Records for this exercise =
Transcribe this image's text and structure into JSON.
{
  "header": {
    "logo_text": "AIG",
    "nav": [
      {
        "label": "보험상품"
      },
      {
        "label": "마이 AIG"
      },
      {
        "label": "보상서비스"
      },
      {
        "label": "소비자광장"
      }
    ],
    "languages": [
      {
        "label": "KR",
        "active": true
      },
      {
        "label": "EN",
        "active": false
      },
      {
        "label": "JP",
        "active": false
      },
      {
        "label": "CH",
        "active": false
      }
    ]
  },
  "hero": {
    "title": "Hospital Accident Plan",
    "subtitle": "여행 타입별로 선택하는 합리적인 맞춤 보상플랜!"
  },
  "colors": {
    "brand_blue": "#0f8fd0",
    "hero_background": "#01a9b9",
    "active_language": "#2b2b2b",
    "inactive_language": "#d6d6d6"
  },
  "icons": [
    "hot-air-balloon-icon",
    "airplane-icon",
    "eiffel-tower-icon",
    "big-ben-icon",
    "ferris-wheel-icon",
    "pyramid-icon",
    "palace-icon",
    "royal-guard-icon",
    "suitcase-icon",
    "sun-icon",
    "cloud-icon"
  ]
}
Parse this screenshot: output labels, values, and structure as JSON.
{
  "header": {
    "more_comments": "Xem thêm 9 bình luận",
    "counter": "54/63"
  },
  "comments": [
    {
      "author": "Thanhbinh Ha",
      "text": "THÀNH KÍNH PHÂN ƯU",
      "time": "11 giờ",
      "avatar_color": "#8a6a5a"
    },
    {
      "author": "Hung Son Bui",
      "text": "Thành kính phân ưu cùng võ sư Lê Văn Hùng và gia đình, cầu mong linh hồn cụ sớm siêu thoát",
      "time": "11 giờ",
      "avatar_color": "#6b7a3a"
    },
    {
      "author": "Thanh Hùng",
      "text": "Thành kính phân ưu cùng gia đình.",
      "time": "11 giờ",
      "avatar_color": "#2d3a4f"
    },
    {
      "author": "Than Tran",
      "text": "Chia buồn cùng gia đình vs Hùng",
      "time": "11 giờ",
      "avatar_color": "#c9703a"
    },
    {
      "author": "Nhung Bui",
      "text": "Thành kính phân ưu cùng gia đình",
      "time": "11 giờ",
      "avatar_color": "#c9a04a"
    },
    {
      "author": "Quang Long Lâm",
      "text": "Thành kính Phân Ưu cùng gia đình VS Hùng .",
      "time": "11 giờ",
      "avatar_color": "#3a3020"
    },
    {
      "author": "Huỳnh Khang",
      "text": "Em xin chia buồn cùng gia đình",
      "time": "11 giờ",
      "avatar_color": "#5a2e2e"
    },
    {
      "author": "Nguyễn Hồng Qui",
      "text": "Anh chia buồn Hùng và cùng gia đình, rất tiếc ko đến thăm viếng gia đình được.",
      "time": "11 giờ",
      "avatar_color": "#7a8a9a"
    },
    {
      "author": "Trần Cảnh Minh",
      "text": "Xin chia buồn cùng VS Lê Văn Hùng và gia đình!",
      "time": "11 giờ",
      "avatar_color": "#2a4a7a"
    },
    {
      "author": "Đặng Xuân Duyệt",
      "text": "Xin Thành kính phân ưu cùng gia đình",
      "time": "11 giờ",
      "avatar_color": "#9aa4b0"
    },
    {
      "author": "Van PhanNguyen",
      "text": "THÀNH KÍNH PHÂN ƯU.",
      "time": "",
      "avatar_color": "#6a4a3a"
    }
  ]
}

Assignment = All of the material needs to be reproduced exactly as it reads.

Reply to the task =
Transcribe this image's text and structure into JSON.
{
  "header": {
    "logo_text": "AIG",
    "nav": [
      {
        "label": "보험상품"
      },
      {
        "label": "마이 AIG"
      },
      {
        "label": "보상서비스"
      },
      {
        "label": "소비자광장"
      }
    ],
    "languages": [
      {
        "label": "KR",
        "active": true
      },
      {
        "label": "EN",
        "active": false
      },
      {
        "label": "JP",
        "active": false
      },
      {
        "label": "CH",
        "active": false
      }
    ]
  },
  "hero": {
    "title": "Hospital Accident Plan",
    "subtitle": "여행 타입별로 선택하는 합리적인 맞춤 보상플랜!"
  },
  "colors": {
    "brand_blue": "#0f8fd0",
    "hero_background": "#01a9b9",
    "active_language": "#2b2b2b",
    "inactive_language": "#d6d6d6"
  },
  "icons": [
    "hot-air-balloon-icon",
    "airplane-icon",
    "eiffel-tower-icon",
    "big-ben-icon",
    "ferris-wheel-icon",
    "pyramid-icon",
    "palace-icon",
    "royal-guard-icon",
    "suitcase-icon",
    "sun-icon",
    "cloud-icon"
  ]
}
Parse this screenshot: output labels, values, and structure as JSON.
{
  "header": {
    "more_comments": "Xem thêm 9 bình luận",
    "counter": "54/63"
  },
  "comments": [
    {
      "author": "Thanhbinh Ha",
      "text": "THÀNH KÍNH PHÂN ƯU",
      "time": "11 giờ",
      "avatar_color": "#8a6a5a"
    },
    {
      "author": "Hung Son Bui",
      "text": "Thành kính phân ưu cùng võ sư Lê Văn Hùng và gia đình, cầu mong linh hồn cụ sớm siêu thoát",
      "time": "11 giờ",
      "avatar_color": "#6b7a3a"
    },
    {
      "author": "Thanh Hùng",
      "text": "Thành kính phân ưu cùng gia đình.",
      "time": "11 giờ",
      "avatar_color": "#2d3a4f"
    },
    {
      "author": "Than Tran",
      "text": "Chia buồn cùng gia đình vs Hùng",
      "time": "11 giờ",
      "avatar_color": "#c9703a"
    },
    {
      "author": "Nhung Bui",
      "text": "Thành kính phân ưu cùng gia đình",
      "time": "11 giờ",
      "avatar_color": "#c9a04a"
    },
    {
      "author": "Quang Long Lâm",
      "text": "Thành kính Phân Ưu cùng gia đình VS Hùng .",
      "time": "11 giờ",
      "avatar_color": "#3a3020"
    },
    {
      "author": "Huỳnh Khang",
      "text": "Em xin chia buồn cùng gia đình",
      "time": "11 giờ",
      "avatar_color": "#5a2e2e"
    },
    {
      "author": "Nguyễn Hồng Qui",
      "text": "Anh chia buồn Hùng và cùng gia đình, rất tiếc ko đến thăm viếng gia đình được.",
      "time": "11 giờ",
      "avatar_color": "#7a8a9a"
    },
    {
      "author": "Trần Cảnh Minh",
      "text": "Xin chia buồn cùng VS Lê Văn Hùng và gia đình!",
      "time": "11 giờ",
      "avatar_color": "#2a4a7a"
    },
    {
      "author": "Đặng Xuân Duyệt",
      "text": "Xin Thành kính phân ưu cùng gia đình",
      "time": "11 giờ",
      "avatar_color": "#9aa4b0"
    },
    {
      "author": "Van PhanNguyen",
      "text": "THÀNH KÍNH PHÂN ƯU.",
      "time": "",
      "avatar_color": "#6a4a3a"
    }
  ]
}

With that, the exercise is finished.